As some of you know, I’m in Amsterdam for a study abroad program focused on International Perspectives on Sexuality and Gender. I’ll have the opportunity to visit many organizations and museums that have dedicated their spaces and their work to things like LGBT history, women’s health, and/or sexual education. I’m incredibly excited to be able to learn about these topics in a place that has the reputation of being one of the most liberal cities in the world. While it is a harsh reality that Amsterdam is actually no further ahead in human rights than the United States is, it’s wonderful to tour and learn from a city that has resources I would never find in Toledo, OH or even in Ithaca, NY.

Today, our group met with researchers at IHLIA, an archive for LGBT heritage that has set up shop on the sixth floor of Amsterdam’s public library. The IHLIA archivists showed us their databases and resources that we’ll be able to use later in the semester for our research projects.

IHLIA has regularly hosted exhibits based around specific LGBT issues, and the current exhibit is called Living By Numbers. It’s an homage to the new HIV/AIDS monument that was built on the river in Amsterdam (pictured below). The exhibit shows the history of HIV/AIDS through peoples’ personal stories and a collection of news clippings and advertisements from the past ~40 years. The monument itself is an abacus, something that has been in HIV/AIDS imagery for quite a while and that symbolizes how a diagnosis resulted in, and unfortunately still results in, living by numbers: how many times you have to go to the doctors, how many doses of medicine you need to take, how many days you’ve stayed alive.

Day Seven: More Biking

At last, after a week in the Netherlands and a couple days in Amsterdam, we have finally earned our bikes. Since I’m short, the bike shop, Recycle, gave me a children’s bike which is slightly embarrassing, but at least I get a colorful bike instead of a boring gray one. My bike is blue, orange, and yellow, and she’s got a cute little bell on her. I’m excited to explore Amsterdam on a bike and be able to get around in ten minutes instead of half an hour. This city is run by bikers; we (I can say “we” now) have our own paths marked on the streets, our own signs, and if a car hits us it’s always their fault.

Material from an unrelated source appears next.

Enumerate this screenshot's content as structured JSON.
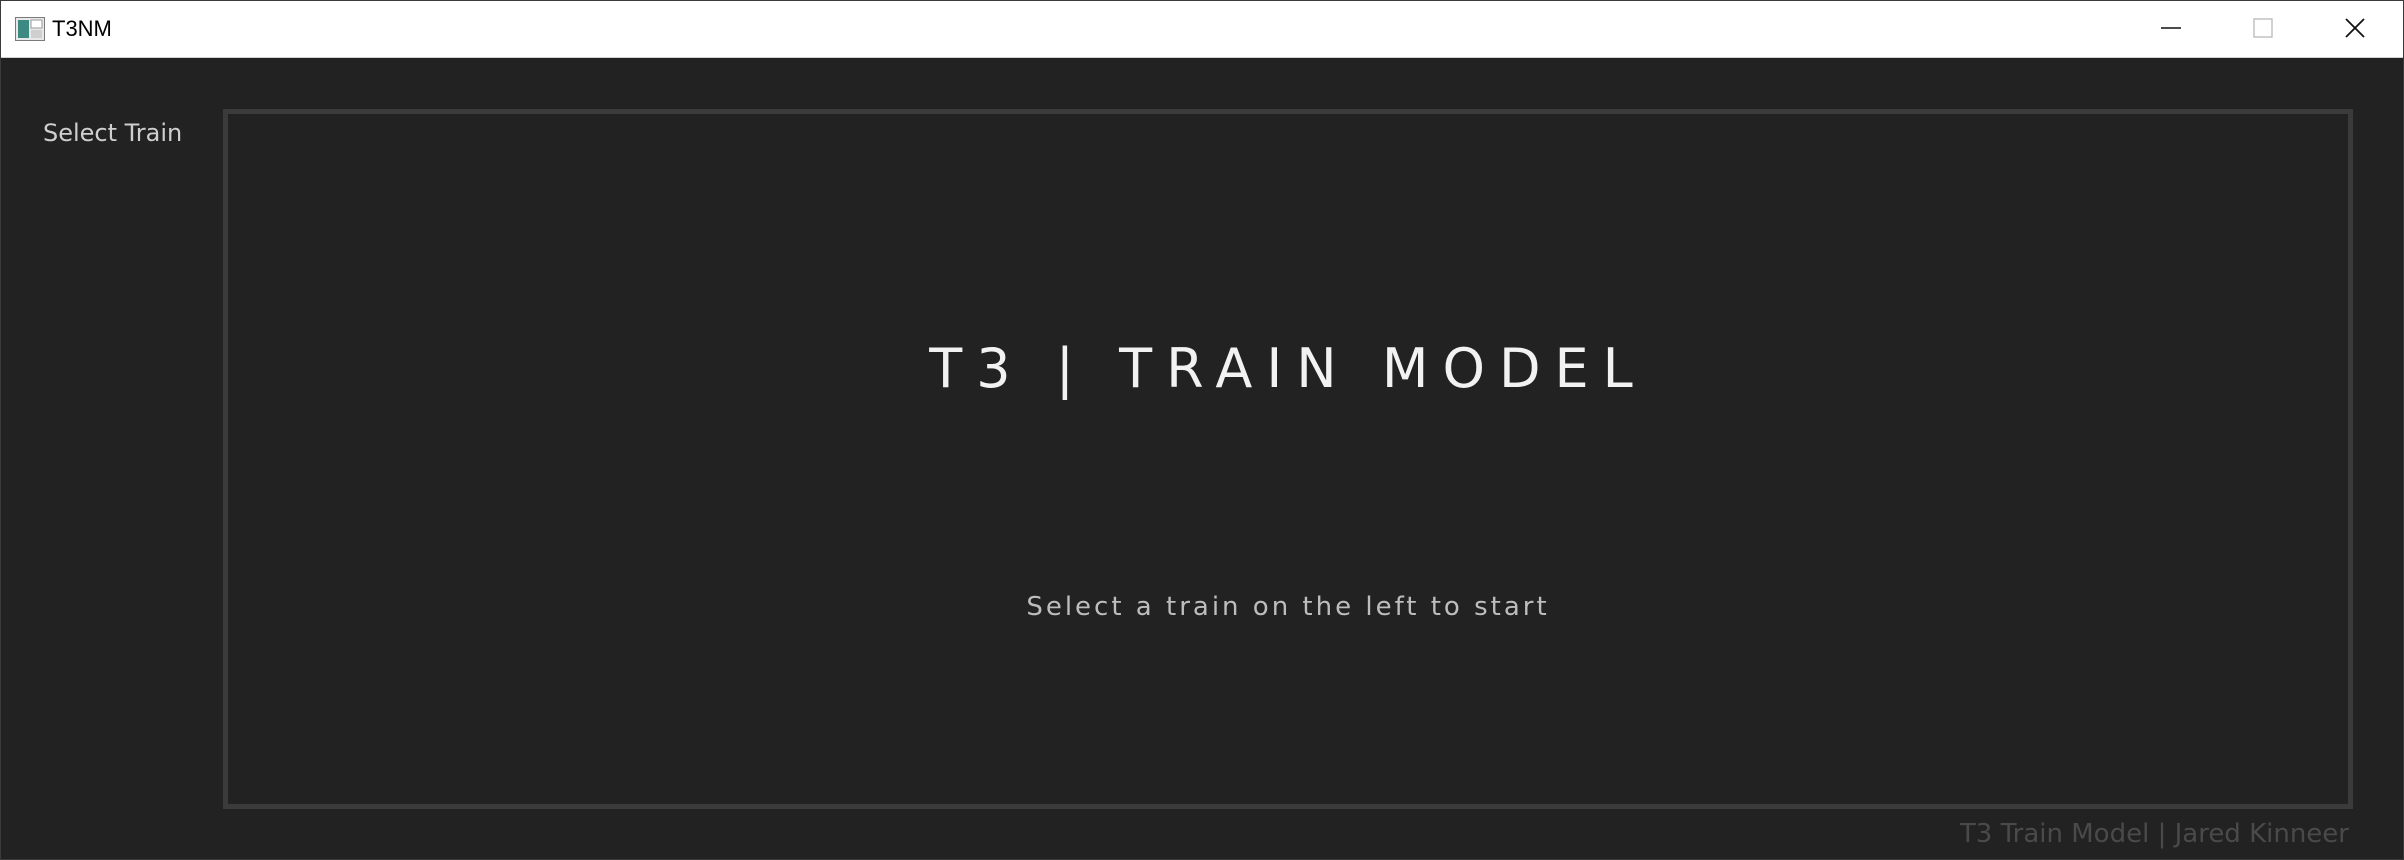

I was pretty worried about keeping up on a bike, being severely out of shape and not ready to exercise to school everyday, but my friend and I successfully biked home today! After I got back, I did the conversions to find out how long we biked for and come to find out… the route from school back home is six miles. To go to school and then come back is twelve miles in total, not to mention going on trips to the local museums or to grab a bite to eat during lunch. I’m even more worried about being able to keep up now, though I think that after a couple months I’m not going to want to give my bike up!